+++ Records for this task +++
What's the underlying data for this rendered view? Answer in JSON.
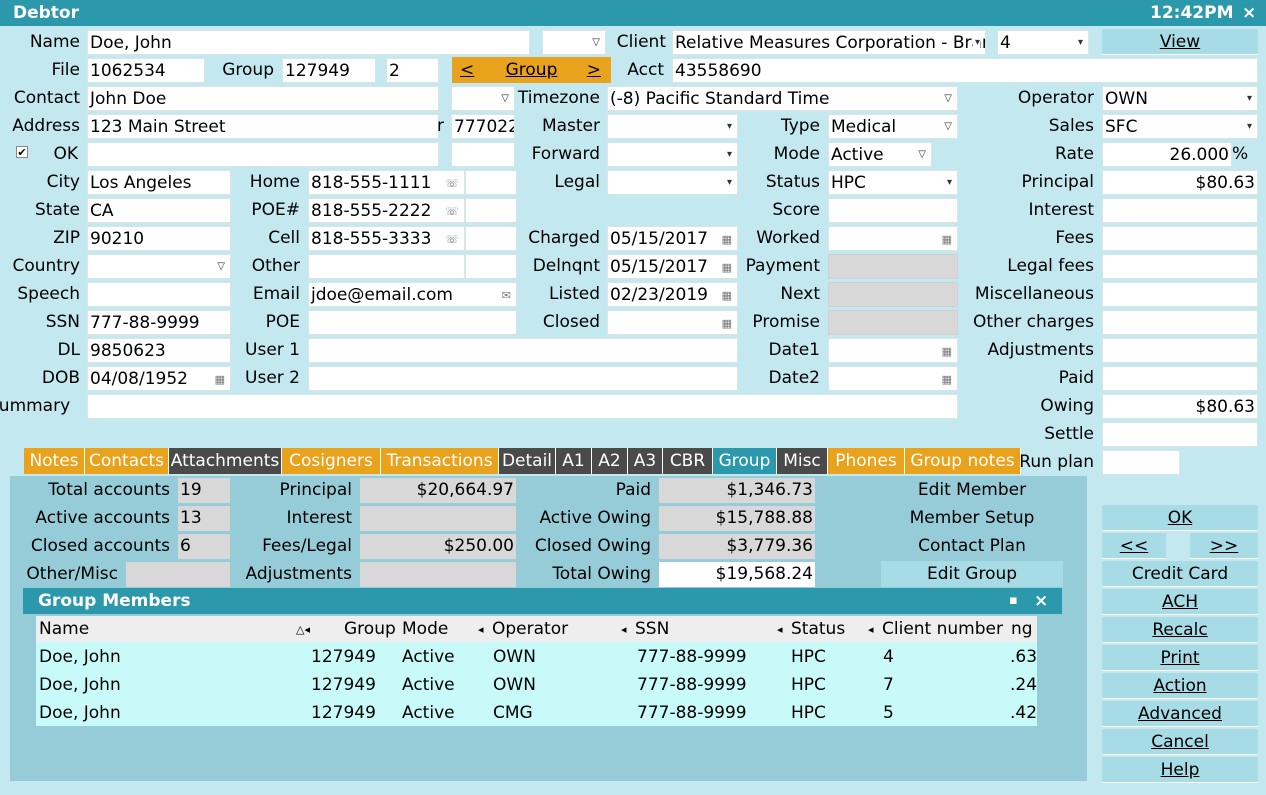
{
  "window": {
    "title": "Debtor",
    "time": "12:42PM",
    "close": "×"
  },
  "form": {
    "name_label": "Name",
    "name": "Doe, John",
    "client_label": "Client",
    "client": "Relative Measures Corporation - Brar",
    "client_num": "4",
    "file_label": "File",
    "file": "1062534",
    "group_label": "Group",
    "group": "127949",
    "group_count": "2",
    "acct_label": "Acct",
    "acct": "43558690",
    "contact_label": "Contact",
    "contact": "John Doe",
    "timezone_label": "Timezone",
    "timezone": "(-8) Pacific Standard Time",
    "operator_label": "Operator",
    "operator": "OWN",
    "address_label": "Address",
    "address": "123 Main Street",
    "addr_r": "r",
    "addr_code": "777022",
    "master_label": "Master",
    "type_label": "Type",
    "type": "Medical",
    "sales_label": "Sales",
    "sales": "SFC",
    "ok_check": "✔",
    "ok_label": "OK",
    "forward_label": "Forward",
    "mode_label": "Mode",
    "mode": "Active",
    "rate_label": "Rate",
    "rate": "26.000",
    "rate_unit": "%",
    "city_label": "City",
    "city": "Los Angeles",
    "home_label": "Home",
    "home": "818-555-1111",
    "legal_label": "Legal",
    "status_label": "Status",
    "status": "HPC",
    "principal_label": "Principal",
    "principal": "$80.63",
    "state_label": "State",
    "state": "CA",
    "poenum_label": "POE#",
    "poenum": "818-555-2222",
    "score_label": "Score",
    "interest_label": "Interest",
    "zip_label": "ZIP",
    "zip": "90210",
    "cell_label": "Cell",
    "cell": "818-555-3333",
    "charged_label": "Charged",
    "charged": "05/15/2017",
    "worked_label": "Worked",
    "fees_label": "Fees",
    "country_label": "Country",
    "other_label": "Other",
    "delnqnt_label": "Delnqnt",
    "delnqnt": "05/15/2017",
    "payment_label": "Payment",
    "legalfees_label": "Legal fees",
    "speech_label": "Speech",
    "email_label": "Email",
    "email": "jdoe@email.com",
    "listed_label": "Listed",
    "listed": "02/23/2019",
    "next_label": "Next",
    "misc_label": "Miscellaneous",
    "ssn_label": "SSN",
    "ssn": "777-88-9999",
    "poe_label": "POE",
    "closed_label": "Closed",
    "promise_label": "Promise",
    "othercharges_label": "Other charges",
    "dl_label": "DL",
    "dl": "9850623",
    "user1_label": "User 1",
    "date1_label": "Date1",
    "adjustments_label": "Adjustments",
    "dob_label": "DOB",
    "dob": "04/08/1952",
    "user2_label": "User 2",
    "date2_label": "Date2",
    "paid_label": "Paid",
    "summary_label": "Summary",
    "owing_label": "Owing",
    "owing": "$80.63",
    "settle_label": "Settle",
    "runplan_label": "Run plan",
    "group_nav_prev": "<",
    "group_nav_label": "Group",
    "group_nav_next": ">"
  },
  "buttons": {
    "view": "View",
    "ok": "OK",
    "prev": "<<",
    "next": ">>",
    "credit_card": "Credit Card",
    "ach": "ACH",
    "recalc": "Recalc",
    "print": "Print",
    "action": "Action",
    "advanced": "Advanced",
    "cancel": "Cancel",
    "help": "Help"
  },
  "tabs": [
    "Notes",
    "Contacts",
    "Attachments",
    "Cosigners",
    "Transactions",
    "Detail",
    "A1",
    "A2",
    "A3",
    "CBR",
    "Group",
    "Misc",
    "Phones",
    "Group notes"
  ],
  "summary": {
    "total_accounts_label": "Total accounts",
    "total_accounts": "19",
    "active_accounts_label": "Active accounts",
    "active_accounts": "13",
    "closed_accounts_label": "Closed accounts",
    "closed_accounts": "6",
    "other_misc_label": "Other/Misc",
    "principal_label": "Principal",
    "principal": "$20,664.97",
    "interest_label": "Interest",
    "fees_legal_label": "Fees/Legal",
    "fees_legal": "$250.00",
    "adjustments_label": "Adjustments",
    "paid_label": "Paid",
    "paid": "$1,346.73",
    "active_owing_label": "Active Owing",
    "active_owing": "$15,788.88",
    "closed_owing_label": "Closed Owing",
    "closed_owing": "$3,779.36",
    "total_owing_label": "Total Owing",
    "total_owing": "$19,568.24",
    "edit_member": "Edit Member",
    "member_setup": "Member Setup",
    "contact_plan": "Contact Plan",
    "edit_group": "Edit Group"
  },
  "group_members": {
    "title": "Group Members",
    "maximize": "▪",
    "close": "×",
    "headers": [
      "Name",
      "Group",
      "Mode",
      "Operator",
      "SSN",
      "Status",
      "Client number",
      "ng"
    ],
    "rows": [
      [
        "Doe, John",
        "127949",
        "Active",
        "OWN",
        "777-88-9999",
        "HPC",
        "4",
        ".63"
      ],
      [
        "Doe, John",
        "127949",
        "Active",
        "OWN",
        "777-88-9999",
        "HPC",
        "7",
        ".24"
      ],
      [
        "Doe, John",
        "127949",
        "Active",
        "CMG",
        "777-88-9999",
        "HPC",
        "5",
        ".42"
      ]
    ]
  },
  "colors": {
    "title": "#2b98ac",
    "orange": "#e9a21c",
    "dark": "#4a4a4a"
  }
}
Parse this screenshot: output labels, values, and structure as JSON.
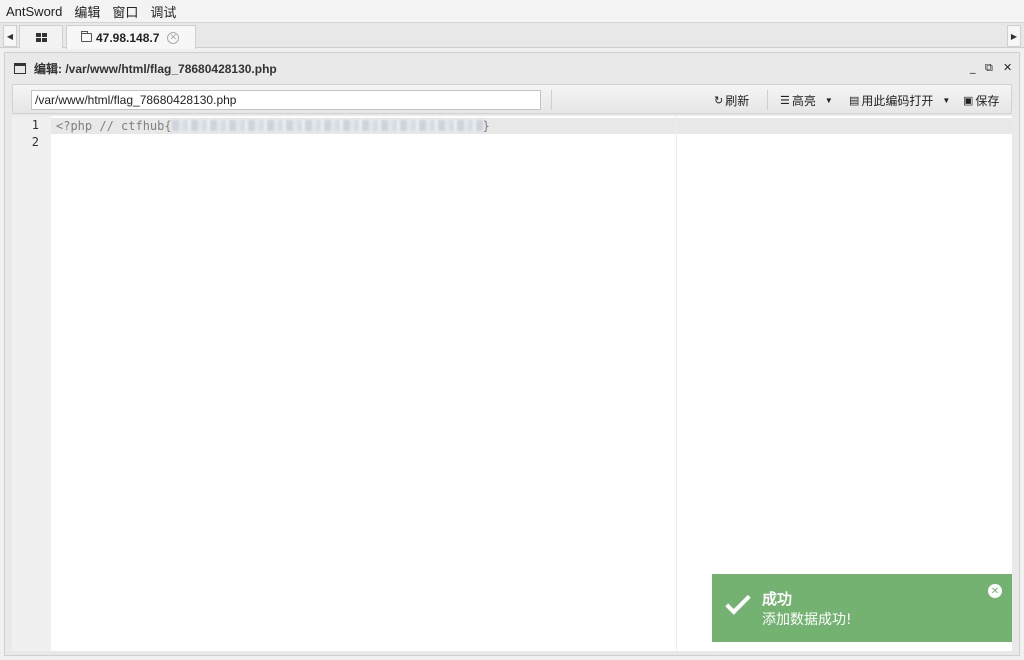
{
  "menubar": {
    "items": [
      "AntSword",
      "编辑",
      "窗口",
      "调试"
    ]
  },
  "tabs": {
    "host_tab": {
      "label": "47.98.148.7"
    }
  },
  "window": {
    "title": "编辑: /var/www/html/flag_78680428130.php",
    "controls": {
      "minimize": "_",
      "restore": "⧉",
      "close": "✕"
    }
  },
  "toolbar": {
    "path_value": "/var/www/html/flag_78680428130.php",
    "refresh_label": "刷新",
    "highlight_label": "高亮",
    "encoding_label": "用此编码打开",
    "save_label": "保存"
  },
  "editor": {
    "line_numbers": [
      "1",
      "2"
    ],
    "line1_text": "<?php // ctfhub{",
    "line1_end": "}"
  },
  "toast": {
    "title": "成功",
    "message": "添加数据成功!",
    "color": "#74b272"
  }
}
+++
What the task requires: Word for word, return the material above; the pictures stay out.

Answer section:
What's the underlying data for this rendered view? Answer in JSON.
{
  "window": {
    "title": "Debtor",
    "time": "12:42PM",
    "close": "×"
  },
  "form": {
    "name_label": "Name",
    "name": "Doe, John",
    "client_label": "Client",
    "client": "Relative Measures Corporation - Brar",
    "client_num": "4",
    "file_label": "File",
    "file": "1062534",
    "group_label": "Group",
    "group": "127949",
    "group_count": "2",
    "acct_label": "Acct",
    "acct": "43558690",
    "contact_label": "Contact",
    "contact": "John Doe",
    "timezone_label": "Timezone",
    "timezone": "(-8) Pacific Standard Time",
    "operator_label": "Operator",
    "operator": "OWN",
    "address_label": "Address",
    "address": "123 Main Street",
    "addr_r": "r",
    "addr_code": "777022",
    "master_label": "Master",
    "type_label": "Type",
    "type": "Medical",
    "sales_label": "Sales",
    "sales": "SFC",
    "ok_check": "✔",
    "ok_label": "OK",
    "forward_label": "Forward",
    "mode_label": "Mode",
    "mode": "Active",
    "rate_label": "Rate",
    "rate": "26.000",
    "rate_unit": "%",
    "city_label": "City",
    "city": "Los Angeles",
    "home_label": "Home",
    "home": "818-555-1111",
    "legal_label": "Legal",
    "status_label": "Status",
    "status": "HPC",
    "principal_label": "Principal",
    "principal": "$80.63",
    "state_label": "State",
    "state": "CA",
    "poenum_label": "POE#",
    "poenum": "818-555-2222",
    "score_label": "Score",
    "interest_label": "Interest",
    "zip_label": "ZIP",
    "zip": "90210",
    "cell_label": "Cell",
    "cell": "818-555-3333",
    "charged_label": "Charged",
    "charged": "05/15/2017",
    "worked_label": "Worked",
    "fees_label": "Fees",
    "country_label": "Country",
    "other_label": "Other",
    "delnqnt_label": "Delnqnt",
    "delnqnt": "05/15/2017",
    "payment_label": "Payment",
    "legalfees_label": "Legal fees",
    "speech_label": "Speech",
    "email_label": "Email",
    "email": "jdoe@email.com",
    "listed_label": "Listed",
    "listed": "02/23/2019",
    "next_label": "Next",
    "misc_label": "Miscellaneous",
    "ssn_label": "SSN",
    "ssn": "777-88-9999",
    "poe_label": "POE",
    "closed_label": "Closed",
    "promise_label": "Promise",
    "othercharges_label": "Other charges",
    "dl_label": "DL",
    "dl": "9850623",
    "user1_label": "User 1",
    "date1_label": "Date1",
    "adjustments_label": "Adjustments",
    "dob_label": "DOB",
    "dob": "04/08/1952",
    "user2_label": "User 2",
    "date2_label": "Date2",
    "paid_label": "Paid",
    "summary_label": "Summary",
    "owing_label": "Owing",
    "owing": "$80.63",
    "settle_label": "Settle",
    "runplan_label": "Run plan",
    "group_nav_prev": "<",
    "group_nav_label": "Group",
    "group_nav_next": ">"
  },
  "buttons": {
    "view": "View",
    "ok": "OK",
    "prev": "<<",
    "next": ">>",
    "credit_card": "Credit Card",
    "ach": "ACH",
    "recalc": "Recalc",
    "print": "Print",
    "action": "Action",
    "advanced": "Advanced",
    "cancel": "Cancel",
    "help": "Help"
  },
  "tabs": [
    "Notes",
    "Contacts",
    "Attachments",
    "Cosigners",
    "Transactions",
    "Detail",
    "A1",
    "A2",
    "A3",
    "CBR",
    "Group",
    "Misc",
    "Phones",
    "Group notes"
  ],
  "summary": {
    "total_accounts_label": "Total accounts",
    "total_accounts": "19",
    "active_accounts_label": "Active accounts",
    "active_accounts": "13",
    "closed_accounts_label": "Closed accounts",
    "closed_accounts": "6",
    "other_misc_label": "Other/Misc",
    "principal_label": "Principal",
    "principal": "$20,664.97",
    "interest_label": "Interest",
    "fees_legal_label": "Fees/Legal",
    "fees_legal": "$250.00",
    "adjustments_label": "Adjustments",
    "paid_label": "Paid",
    "paid": "$1,346.73",
    "active_owing_label": "Active Owing",
    "active_owing": "$15,788.88",
    "closed_owing_label": "Closed Owing",
    "closed_owing": "$3,779.36",
    "total_owing_label": "Total Owing",
    "total_owing": "$19,568.24",
    "edit_member": "Edit Member",
    "member_setup": "Member Setup",
    "contact_plan": "Contact Plan",
    "edit_group": "Edit Group"
  },
  "group_members": {
    "title": "Group Members",
    "maximize": "▪",
    "close": "×",
    "headers": [
      "Name",
      "Group",
      "Mode",
      "Operator",
      "SSN",
      "Status",
      "Client number",
      "ng"
    ],
    "rows": [
      [
        "Doe, John",
        "127949",
        "Active",
        "OWN",
        "777-88-9999",
        "HPC",
        "4",
        ".63"
      ],
      [
        "Doe, John",
        "127949",
        "Active",
        "OWN",
        "777-88-9999",
        "HPC",
        "7",
        ".24"
      ],
      [
        "Doe, John",
        "127949",
        "Active",
        "CMG",
        "777-88-9999",
        "HPC",
        "5",
        ".42"
      ]
    ]
  },
  "colors": {
    "title": "#2b98ac",
    "orange": "#e9a21c",
    "dark": "#4a4a4a"
  }
}
Parse this screenshot: output labels, values, and structure as JSON.
{
  "menubar": {
    "items": [
      "AntSword",
      "编辑",
      "窗口",
      "调试"
    ]
  },
  "tabs": {
    "host_tab": {
      "label": "47.98.148.7"
    }
  },
  "window": {
    "title": "编辑: /var/www/html/flag_78680428130.php",
    "controls": {
      "minimize": "_",
      "restore": "⧉",
      "close": "✕"
    }
  },
  "toolbar": {
    "path_value": "/var/www/html/flag_78680428130.php",
    "refresh_label": "刷新",
    "highlight_label": "高亮",
    "encoding_label": "用此编码打开",
    "save_label": "保存"
  },
  "editor": {
    "line_numbers": [
      "1",
      "2"
    ],
    "line1_text": "<?php // ctfhub{",
    "line1_end": "}"
  },
  "toast": {
    "title": "成功",
    "message": "添加数据成功!",
    "color": "#74b272"
  }
}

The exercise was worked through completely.